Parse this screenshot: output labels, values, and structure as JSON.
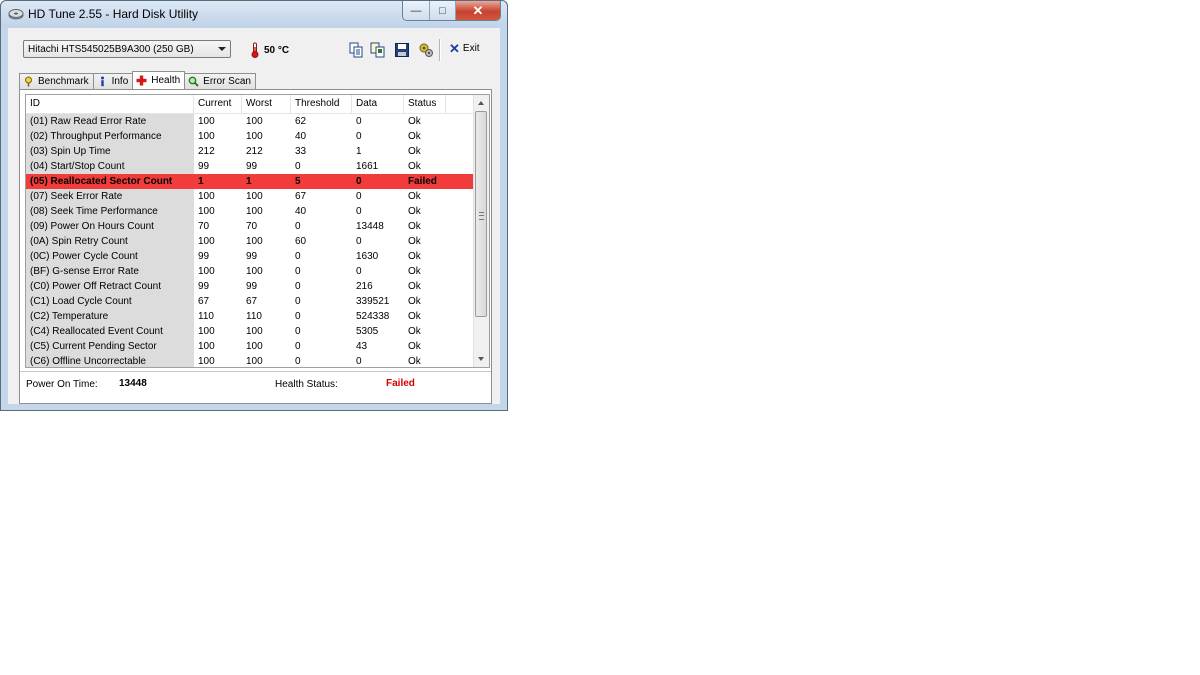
{
  "window": {
    "title": "HD Tune 2.55 - Hard Disk Utility",
    "controls": {
      "minimize": "—",
      "maximize": "□",
      "close": "✕"
    }
  },
  "toolbar": {
    "drive": "Hitachi HTS545025B9A300 (250 GB)",
    "temperature": "50 °C",
    "exit_label": "Exit",
    "tools": [
      "copy-icon",
      "copy-all-icon",
      "save-icon",
      "options-icon"
    ]
  },
  "tabs": [
    {
      "label": "Benchmark",
      "icon": "benchmark-icon",
      "active": false
    },
    {
      "label": "Info",
      "icon": "info-icon",
      "active": false
    },
    {
      "label": "Health",
      "icon": "health-icon",
      "active": true
    },
    {
      "label": "Error Scan",
      "icon": "error-scan-icon",
      "active": false
    }
  ],
  "table": {
    "columns": [
      "ID",
      "Current",
      "Worst",
      "Threshold",
      "Data",
      "Status"
    ],
    "rows": [
      [
        "(01) Raw Read Error Rate",
        "100",
        "100",
        "62",
        "0",
        "Ok"
      ],
      [
        "(02) Throughput Performance",
        "100",
        "100",
        "40",
        "0",
        "Ok"
      ],
      [
        "(03) Spin Up Time",
        "212",
        "212",
        "33",
        "1",
        "Ok"
      ],
      [
        "(04) Start/Stop Count",
        "99",
        "99",
        "0",
        "1661",
        "Ok"
      ],
      [
        "(05) Reallocated Sector Count",
        "1",
        "1",
        "5",
        "0",
        "Failed"
      ],
      [
        "(07) Seek Error Rate",
        "100",
        "100",
        "67",
        "0",
        "Ok"
      ],
      [
        "(08) Seek Time Performance",
        "100",
        "100",
        "40",
        "0",
        "Ok"
      ],
      [
        "(09) Power On Hours Count",
        "70",
        "70",
        "0",
        "13448",
        "Ok"
      ],
      [
        "(0A) Spin Retry Count",
        "100",
        "100",
        "60",
        "0",
        "Ok"
      ],
      [
        "(0C) Power Cycle Count",
        "99",
        "99",
        "0",
        "1630",
        "Ok"
      ],
      [
        "(BF) G-sense Error Rate",
        "100",
        "100",
        "0",
        "0",
        "Ok"
      ],
      [
        "(C0) Power Off Retract Count",
        "99",
        "99",
        "0",
        "216",
        "Ok"
      ],
      [
        "(C1) Load Cycle Count",
        "67",
        "67",
        "0",
        "339521",
        "Ok"
      ],
      [
        "(C2) Temperature",
        "110",
        "110",
        "0",
        "524338",
        "Ok"
      ],
      [
        "(C4) Reallocated Event Count",
        "100",
        "100",
        "0",
        "5305",
        "Ok"
      ],
      [
        "(C5) Current Pending Sector",
        "100",
        "100",
        "0",
        "43",
        "Ok"
      ],
      [
        "(C6) Offline Uncorrectable",
        "100",
        "100",
        "0",
        "0",
        "Ok"
      ]
    ]
  },
  "footer": {
    "power_on_label": "Power On Time:",
    "power_on_value": "13448",
    "health_label": "Health Status:",
    "health_value": "Failed"
  },
  "colors": {
    "failed_row": "#f23b3b",
    "failed_text": "#d40000"
  }
}
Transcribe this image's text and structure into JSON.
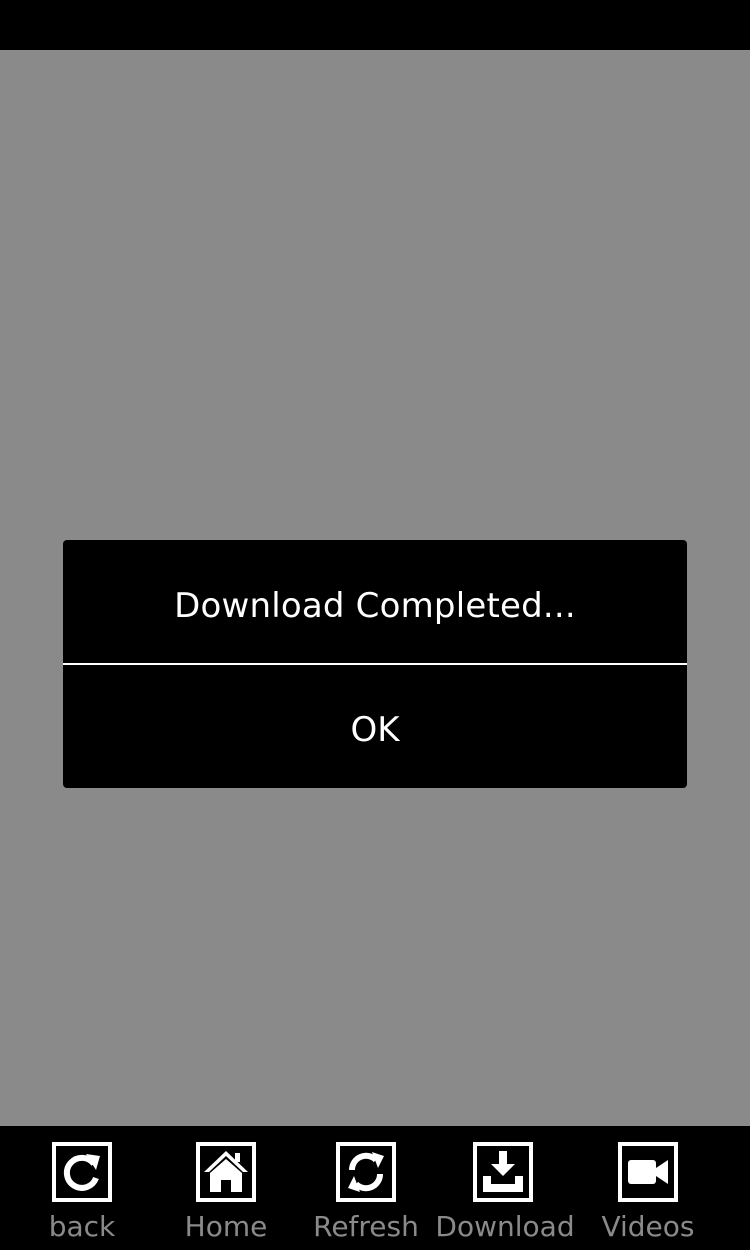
{
  "dialog": {
    "message": "Download Completed...",
    "ok_label": "OK"
  },
  "bottom_bar": {
    "items": [
      {
        "label": "back",
        "icon": "back-refresh-icon"
      },
      {
        "label": "Home",
        "icon": "home-icon"
      },
      {
        "label": "Refresh",
        "icon": "refresh-icon"
      },
      {
        "label": "Download",
        "icon": "download-icon"
      },
      {
        "label": "Videos",
        "icon": "video-camera-icon"
      }
    ]
  },
  "colors": {
    "background": "#8a8a8a",
    "bar": "#000000",
    "icon": "#ffffff",
    "label": "#8a8a8a"
  }
}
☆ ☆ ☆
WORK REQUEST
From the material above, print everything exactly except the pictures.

ANSWER TO THIS TASK
Parse this screenshot: output labels, values, and structure as JSON.
{
  "window": {
    "title": "HD Tune 2.55 - Hard Disk Utility",
    "controls": {
      "minimize": "—",
      "maximize": "□",
      "close": "✕"
    }
  },
  "toolbar": {
    "drive": "Hitachi HTS545025B9A300 (250 GB)",
    "temperature": "50 °C",
    "exit_label": "Exit",
    "tools": [
      "copy-icon",
      "copy-all-icon",
      "save-icon",
      "options-icon"
    ]
  },
  "tabs": [
    {
      "label": "Benchmark",
      "icon": "benchmark-icon",
      "active": false
    },
    {
      "label": "Info",
      "icon": "info-icon",
      "active": false
    },
    {
      "label": "Health",
      "icon": "health-icon",
      "active": true
    },
    {
      "label": "Error Scan",
      "icon": "error-scan-icon",
      "active": false
    }
  ],
  "table": {
    "columns": [
      "ID",
      "Current",
      "Worst",
      "Threshold",
      "Data",
      "Status"
    ],
    "rows": [
      [
        "(01) Raw Read Error Rate",
        "100",
        "100",
        "62",
        "0",
        "Ok"
      ],
      [
        "(02) Throughput Performance",
        "100",
        "100",
        "40",
        "0",
        "Ok"
      ],
      [
        "(03) Spin Up Time",
        "212",
        "212",
        "33",
        "1",
        "Ok"
      ],
      [
        "(04) Start/Stop Count",
        "99",
        "99",
        "0",
        "1661",
        "Ok"
      ],
      [
        "(05) Reallocated Sector Count",
        "1",
        "1",
        "5",
        "0",
        "Failed"
      ],
      [
        "(07) Seek Error Rate",
        "100",
        "100",
        "67",
        "0",
        "Ok"
      ],
      [
        "(08) Seek Time Performance",
        "100",
        "100",
        "40",
        "0",
        "Ok"
      ],
      [
        "(09) Power On Hours Count",
        "70",
        "70",
        "0",
        "13448",
        "Ok"
      ],
      [
        "(0A) Spin Retry Count",
        "100",
        "100",
        "60",
        "0",
        "Ok"
      ],
      [
        "(0C) Power Cycle Count",
        "99",
        "99",
        "0",
        "1630",
        "Ok"
      ],
      [
        "(BF) G-sense Error Rate",
        "100",
        "100",
        "0",
        "0",
        "Ok"
      ],
      [
        "(C0) Power Off Retract Count",
        "99",
        "99",
        "0",
        "216",
        "Ok"
      ],
      [
        "(C1) Load Cycle Count",
        "67",
        "67",
        "0",
        "339521",
        "Ok"
      ],
      [
        "(C2) Temperature",
        "110",
        "110",
        "0",
        "524338",
        "Ok"
      ],
      [
        "(C4) Reallocated Event Count",
        "100",
        "100",
        "0",
        "5305",
        "Ok"
      ],
      [
        "(C5) Current Pending Sector",
        "100",
        "100",
        "0",
        "43",
        "Ok"
      ],
      [
        "(C6) Offline Uncorrectable",
        "100",
        "100",
        "0",
        "0",
        "Ok"
      ]
    ]
  },
  "footer": {
    "power_on_label": "Power On Time:",
    "power_on_value": "13448",
    "health_label": "Health Status:",
    "health_value": "Failed"
  },
  "colors": {
    "failed_row": "#f23b3b",
    "failed_text": "#d40000"
  }
}
Transcribe this image's text and structure into JSON.
{
  "dialog": {
    "message": "Download Completed...",
    "ok_label": "OK"
  },
  "bottom_bar": {
    "items": [
      {
        "label": "back",
        "icon": "back-refresh-icon"
      },
      {
        "label": "Home",
        "icon": "home-icon"
      },
      {
        "label": "Refresh",
        "icon": "refresh-icon"
      },
      {
        "label": "Download",
        "icon": "download-icon"
      },
      {
        "label": "Videos",
        "icon": "video-camera-icon"
      }
    ]
  },
  "colors": {
    "background": "#8a8a8a",
    "bar": "#000000",
    "icon": "#ffffff",
    "label": "#8a8a8a"
  }
}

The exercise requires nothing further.